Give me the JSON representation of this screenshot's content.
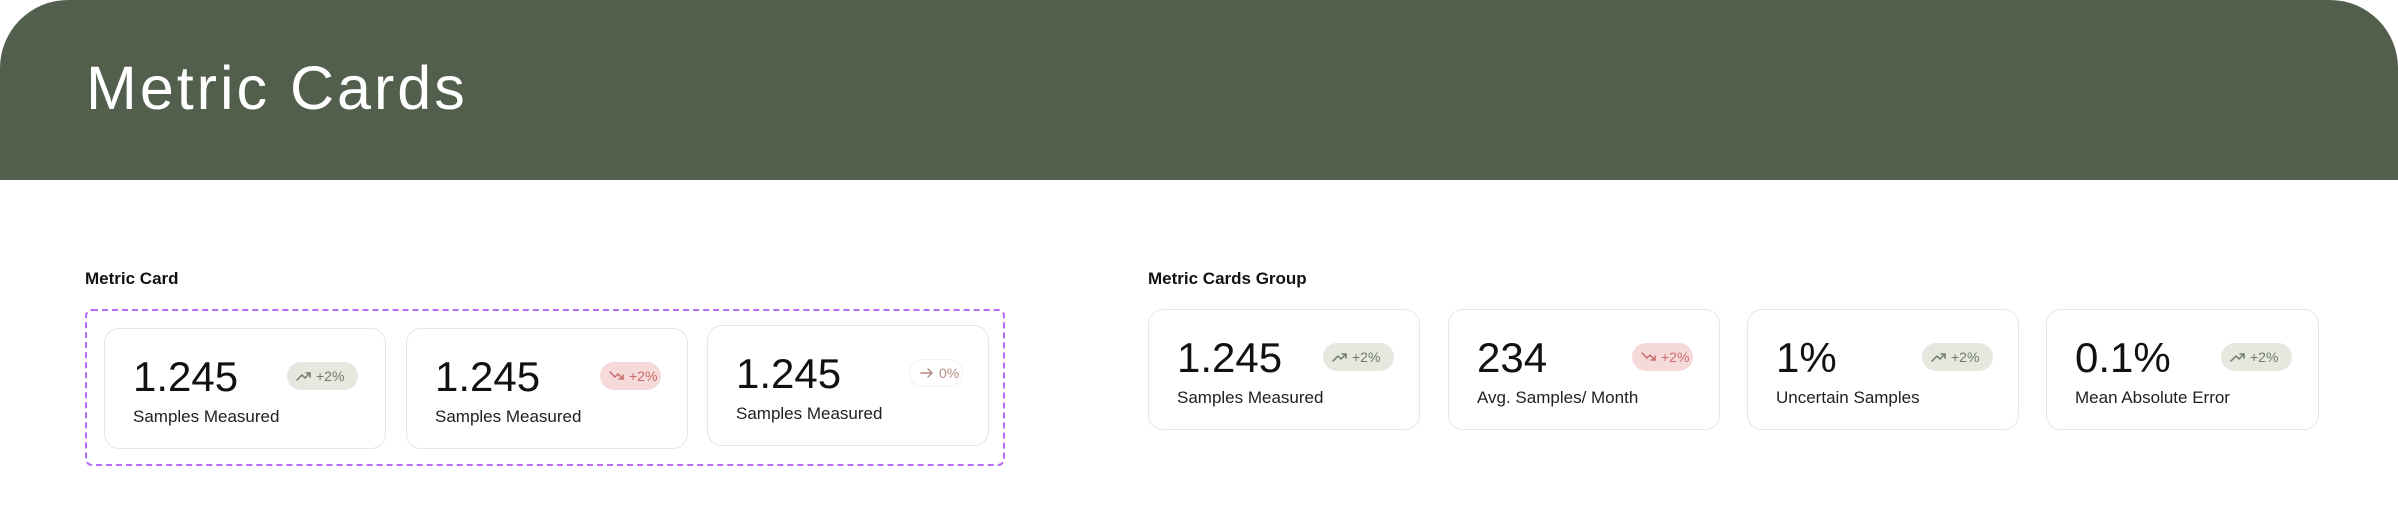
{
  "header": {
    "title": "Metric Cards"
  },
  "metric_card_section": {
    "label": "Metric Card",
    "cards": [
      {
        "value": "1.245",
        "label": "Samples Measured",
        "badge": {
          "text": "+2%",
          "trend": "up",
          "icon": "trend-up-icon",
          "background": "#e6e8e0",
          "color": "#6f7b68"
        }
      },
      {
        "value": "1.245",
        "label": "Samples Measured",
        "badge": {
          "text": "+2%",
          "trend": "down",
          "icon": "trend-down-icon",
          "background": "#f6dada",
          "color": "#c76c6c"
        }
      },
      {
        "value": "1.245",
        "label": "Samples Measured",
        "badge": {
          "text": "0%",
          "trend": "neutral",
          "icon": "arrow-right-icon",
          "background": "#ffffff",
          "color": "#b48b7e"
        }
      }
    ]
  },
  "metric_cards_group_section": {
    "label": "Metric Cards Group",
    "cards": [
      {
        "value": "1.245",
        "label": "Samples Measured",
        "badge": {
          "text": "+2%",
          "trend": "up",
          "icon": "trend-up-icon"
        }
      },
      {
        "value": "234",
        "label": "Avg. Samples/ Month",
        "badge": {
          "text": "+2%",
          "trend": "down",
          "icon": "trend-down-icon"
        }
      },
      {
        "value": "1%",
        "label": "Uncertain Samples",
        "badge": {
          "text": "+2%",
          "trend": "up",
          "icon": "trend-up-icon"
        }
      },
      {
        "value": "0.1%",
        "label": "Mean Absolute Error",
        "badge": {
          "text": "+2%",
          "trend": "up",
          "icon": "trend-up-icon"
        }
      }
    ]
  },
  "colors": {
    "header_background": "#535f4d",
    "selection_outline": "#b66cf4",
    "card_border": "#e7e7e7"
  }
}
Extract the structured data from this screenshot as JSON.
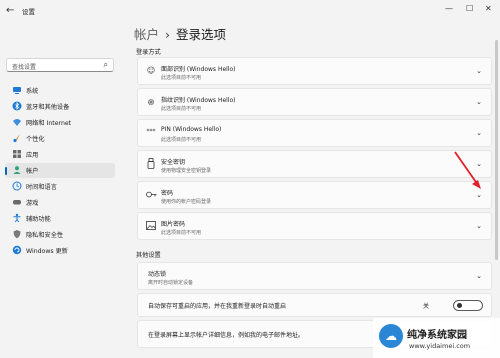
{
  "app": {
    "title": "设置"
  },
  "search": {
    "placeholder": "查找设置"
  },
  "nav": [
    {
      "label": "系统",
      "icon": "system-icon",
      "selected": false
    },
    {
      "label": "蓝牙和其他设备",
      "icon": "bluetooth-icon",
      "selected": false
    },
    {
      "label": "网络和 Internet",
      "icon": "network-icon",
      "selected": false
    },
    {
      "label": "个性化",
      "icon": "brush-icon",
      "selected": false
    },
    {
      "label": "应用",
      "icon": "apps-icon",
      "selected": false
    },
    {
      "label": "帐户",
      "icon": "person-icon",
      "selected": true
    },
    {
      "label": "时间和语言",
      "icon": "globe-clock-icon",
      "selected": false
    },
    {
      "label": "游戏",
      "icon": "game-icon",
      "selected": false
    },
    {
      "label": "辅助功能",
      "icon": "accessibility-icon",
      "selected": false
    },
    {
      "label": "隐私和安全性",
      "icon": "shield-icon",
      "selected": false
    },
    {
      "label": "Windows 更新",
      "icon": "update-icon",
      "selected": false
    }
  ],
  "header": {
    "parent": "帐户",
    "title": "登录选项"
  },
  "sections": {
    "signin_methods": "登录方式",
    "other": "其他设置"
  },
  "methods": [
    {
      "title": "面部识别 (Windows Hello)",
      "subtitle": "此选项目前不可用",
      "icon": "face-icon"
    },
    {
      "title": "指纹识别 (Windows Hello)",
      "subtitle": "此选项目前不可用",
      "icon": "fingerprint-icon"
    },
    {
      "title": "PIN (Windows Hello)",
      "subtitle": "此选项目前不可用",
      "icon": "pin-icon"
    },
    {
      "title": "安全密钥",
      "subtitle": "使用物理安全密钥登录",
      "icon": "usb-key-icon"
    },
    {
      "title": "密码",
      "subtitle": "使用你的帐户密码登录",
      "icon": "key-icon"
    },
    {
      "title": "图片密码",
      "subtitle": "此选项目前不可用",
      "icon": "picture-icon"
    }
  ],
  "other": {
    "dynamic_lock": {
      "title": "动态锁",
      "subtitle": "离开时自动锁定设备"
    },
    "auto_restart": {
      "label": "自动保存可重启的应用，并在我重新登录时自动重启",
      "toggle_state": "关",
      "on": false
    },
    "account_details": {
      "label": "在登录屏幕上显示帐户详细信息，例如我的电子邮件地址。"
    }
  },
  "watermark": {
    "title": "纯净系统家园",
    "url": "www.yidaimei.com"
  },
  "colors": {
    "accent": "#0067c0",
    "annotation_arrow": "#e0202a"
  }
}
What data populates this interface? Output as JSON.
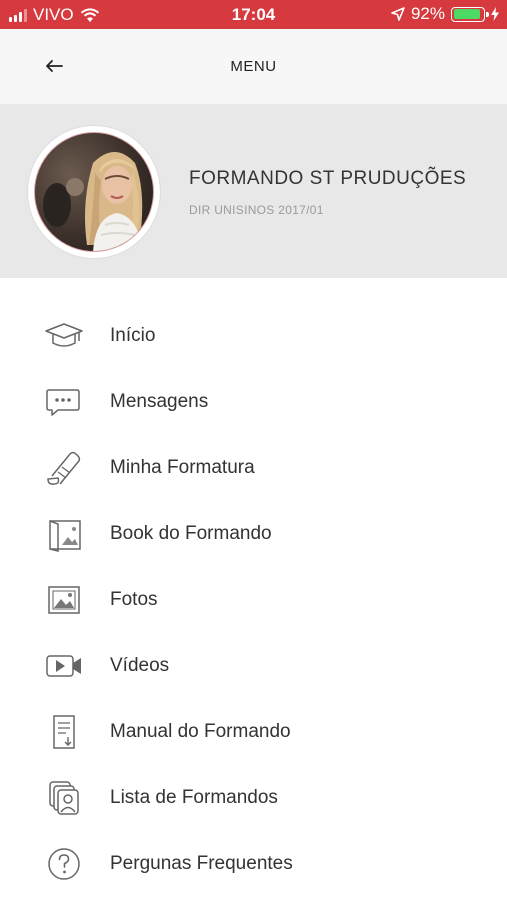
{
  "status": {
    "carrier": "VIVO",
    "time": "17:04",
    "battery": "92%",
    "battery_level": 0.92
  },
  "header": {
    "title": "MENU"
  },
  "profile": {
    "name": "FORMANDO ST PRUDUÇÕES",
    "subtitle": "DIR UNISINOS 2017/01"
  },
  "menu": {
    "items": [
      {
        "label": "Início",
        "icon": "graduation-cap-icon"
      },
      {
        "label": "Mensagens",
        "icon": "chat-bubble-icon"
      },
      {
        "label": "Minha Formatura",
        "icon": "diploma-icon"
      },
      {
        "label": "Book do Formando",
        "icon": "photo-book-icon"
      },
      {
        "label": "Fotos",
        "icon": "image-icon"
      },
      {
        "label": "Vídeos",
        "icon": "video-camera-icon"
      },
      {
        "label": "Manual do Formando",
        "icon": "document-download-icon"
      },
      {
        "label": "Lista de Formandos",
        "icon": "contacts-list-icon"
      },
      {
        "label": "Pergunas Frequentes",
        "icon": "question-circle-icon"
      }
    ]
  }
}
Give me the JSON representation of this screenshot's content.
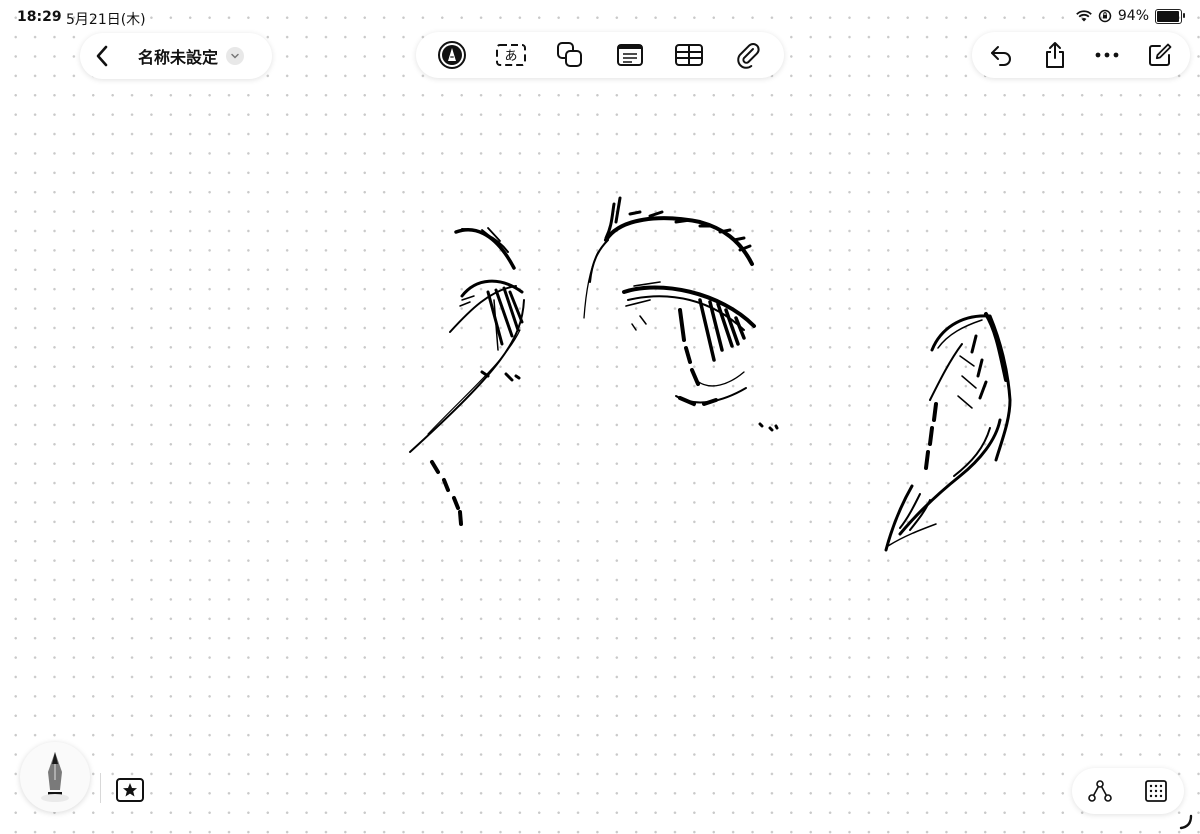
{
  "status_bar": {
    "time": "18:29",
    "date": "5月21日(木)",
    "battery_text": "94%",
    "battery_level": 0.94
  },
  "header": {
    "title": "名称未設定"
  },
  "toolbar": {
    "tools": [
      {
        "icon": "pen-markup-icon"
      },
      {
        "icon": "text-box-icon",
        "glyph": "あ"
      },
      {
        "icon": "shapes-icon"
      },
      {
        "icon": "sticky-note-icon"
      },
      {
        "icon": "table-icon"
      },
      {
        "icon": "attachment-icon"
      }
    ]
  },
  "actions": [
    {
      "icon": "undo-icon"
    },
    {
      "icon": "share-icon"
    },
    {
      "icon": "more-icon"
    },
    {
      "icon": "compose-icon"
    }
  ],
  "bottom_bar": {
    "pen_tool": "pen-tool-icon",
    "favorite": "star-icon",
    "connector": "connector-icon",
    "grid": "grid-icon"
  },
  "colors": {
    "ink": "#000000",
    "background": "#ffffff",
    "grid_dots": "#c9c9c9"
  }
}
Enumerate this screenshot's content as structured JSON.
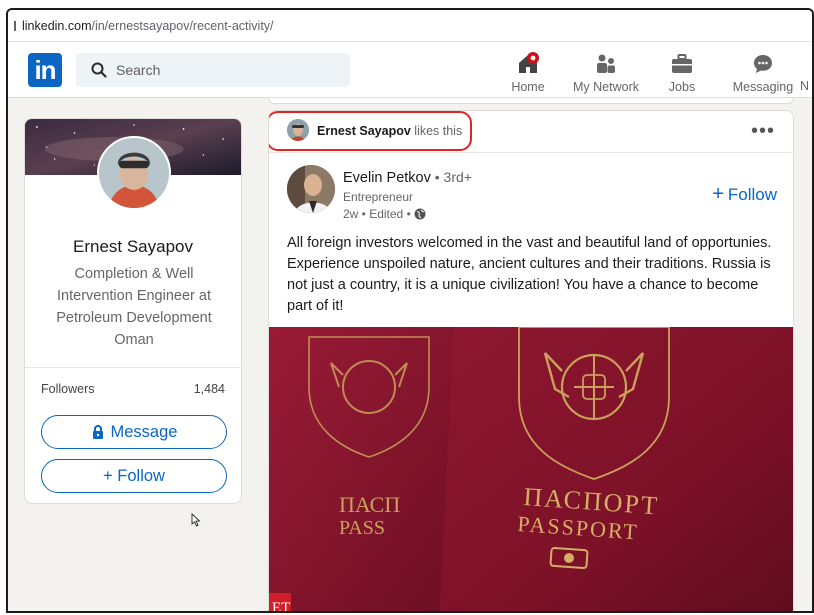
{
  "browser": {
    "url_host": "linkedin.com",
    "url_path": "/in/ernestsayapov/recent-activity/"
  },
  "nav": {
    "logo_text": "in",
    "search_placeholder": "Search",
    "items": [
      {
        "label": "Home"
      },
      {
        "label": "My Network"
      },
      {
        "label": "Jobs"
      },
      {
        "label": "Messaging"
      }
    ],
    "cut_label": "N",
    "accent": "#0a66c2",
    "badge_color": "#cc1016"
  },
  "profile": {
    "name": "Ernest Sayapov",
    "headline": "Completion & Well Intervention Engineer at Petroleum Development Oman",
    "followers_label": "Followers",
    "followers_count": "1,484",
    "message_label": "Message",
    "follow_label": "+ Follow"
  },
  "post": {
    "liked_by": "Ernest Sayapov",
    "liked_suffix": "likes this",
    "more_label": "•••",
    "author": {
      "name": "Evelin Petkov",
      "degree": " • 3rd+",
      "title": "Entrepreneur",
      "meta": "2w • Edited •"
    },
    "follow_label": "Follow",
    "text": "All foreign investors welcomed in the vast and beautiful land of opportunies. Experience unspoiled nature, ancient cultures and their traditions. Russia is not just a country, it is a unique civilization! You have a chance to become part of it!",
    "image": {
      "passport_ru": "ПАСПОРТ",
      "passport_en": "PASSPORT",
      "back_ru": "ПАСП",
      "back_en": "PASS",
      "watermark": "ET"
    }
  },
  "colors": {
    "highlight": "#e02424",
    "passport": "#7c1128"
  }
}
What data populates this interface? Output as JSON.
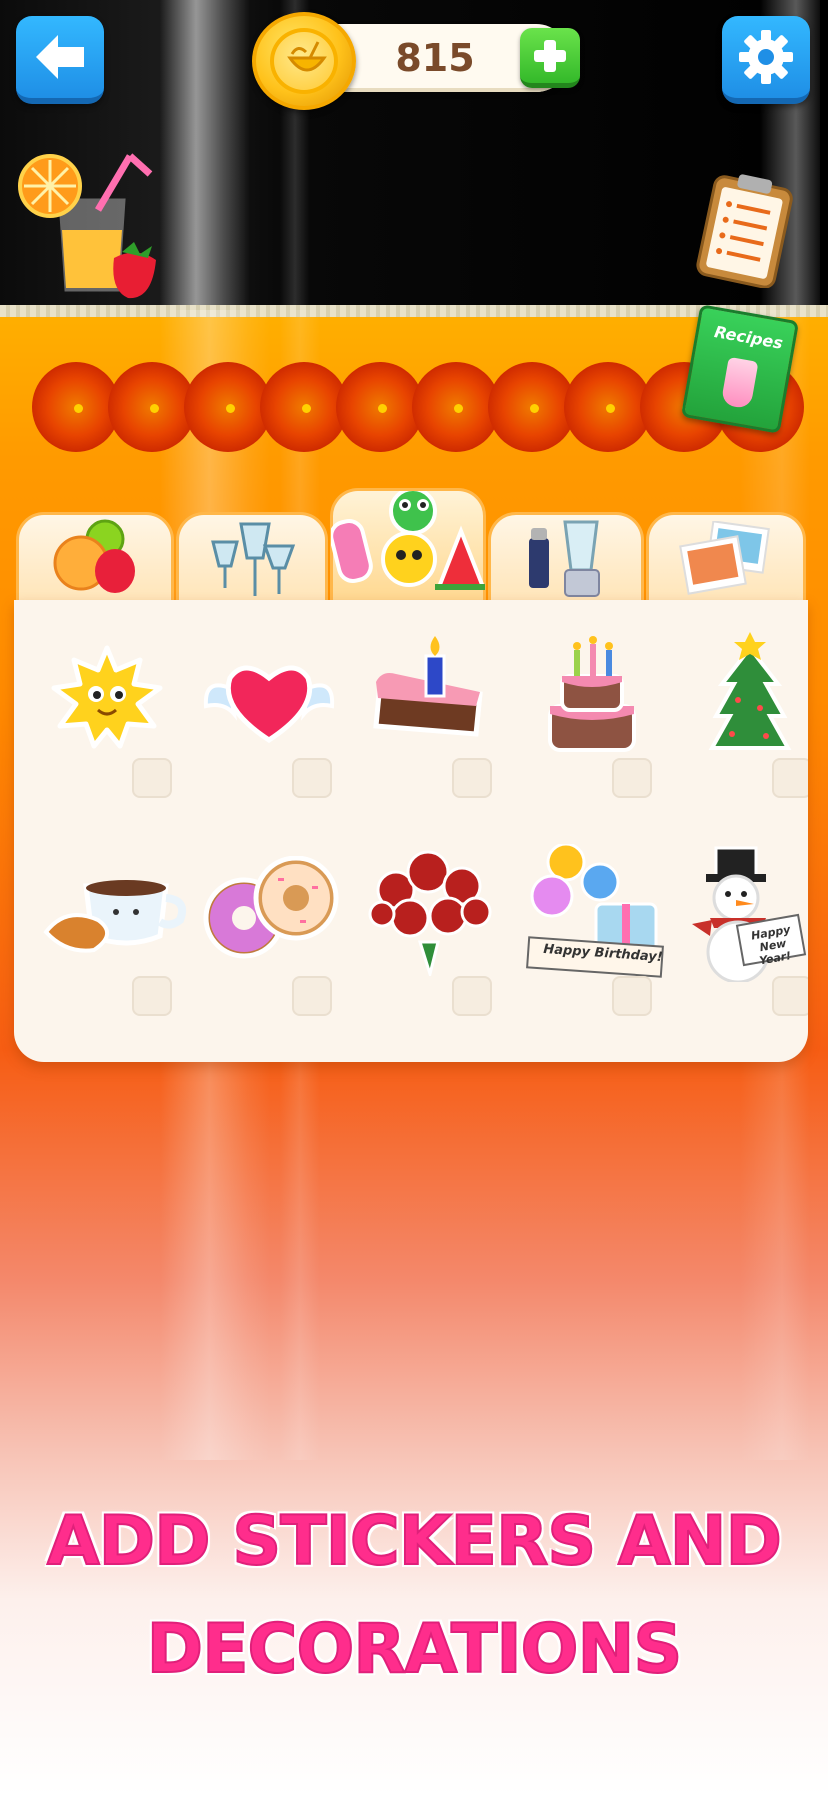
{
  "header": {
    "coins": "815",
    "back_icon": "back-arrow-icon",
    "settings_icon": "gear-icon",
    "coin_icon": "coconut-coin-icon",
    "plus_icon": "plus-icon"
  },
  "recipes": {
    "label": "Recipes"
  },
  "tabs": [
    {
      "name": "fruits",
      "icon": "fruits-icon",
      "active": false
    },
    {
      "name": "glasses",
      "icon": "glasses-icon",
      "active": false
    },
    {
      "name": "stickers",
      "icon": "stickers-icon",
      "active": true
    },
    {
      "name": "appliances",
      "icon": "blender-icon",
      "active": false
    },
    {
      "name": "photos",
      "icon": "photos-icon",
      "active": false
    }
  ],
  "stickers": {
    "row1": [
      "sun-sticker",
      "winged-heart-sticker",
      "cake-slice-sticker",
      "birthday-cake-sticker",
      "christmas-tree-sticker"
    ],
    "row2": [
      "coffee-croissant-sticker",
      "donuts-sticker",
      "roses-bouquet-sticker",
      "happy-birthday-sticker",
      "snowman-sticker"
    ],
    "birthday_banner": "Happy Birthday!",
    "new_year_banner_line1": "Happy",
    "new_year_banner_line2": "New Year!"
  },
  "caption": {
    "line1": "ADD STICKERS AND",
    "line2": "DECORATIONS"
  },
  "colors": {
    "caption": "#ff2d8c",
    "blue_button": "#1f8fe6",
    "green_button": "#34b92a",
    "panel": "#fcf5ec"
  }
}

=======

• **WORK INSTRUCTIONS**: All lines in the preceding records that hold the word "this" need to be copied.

• **ANSWER BOX**:
Give me the JSON representation of this screenshot's content.
Extract the structured data from this screenshot as JSON.
What data populates this interface? Output as JSON.
Give me the JSON representation of this screenshot's content.
Enumerate this screenshot's content as structured JSON.
    "liked_suffix": "likes this",
What data populates this interface? Output as JSON.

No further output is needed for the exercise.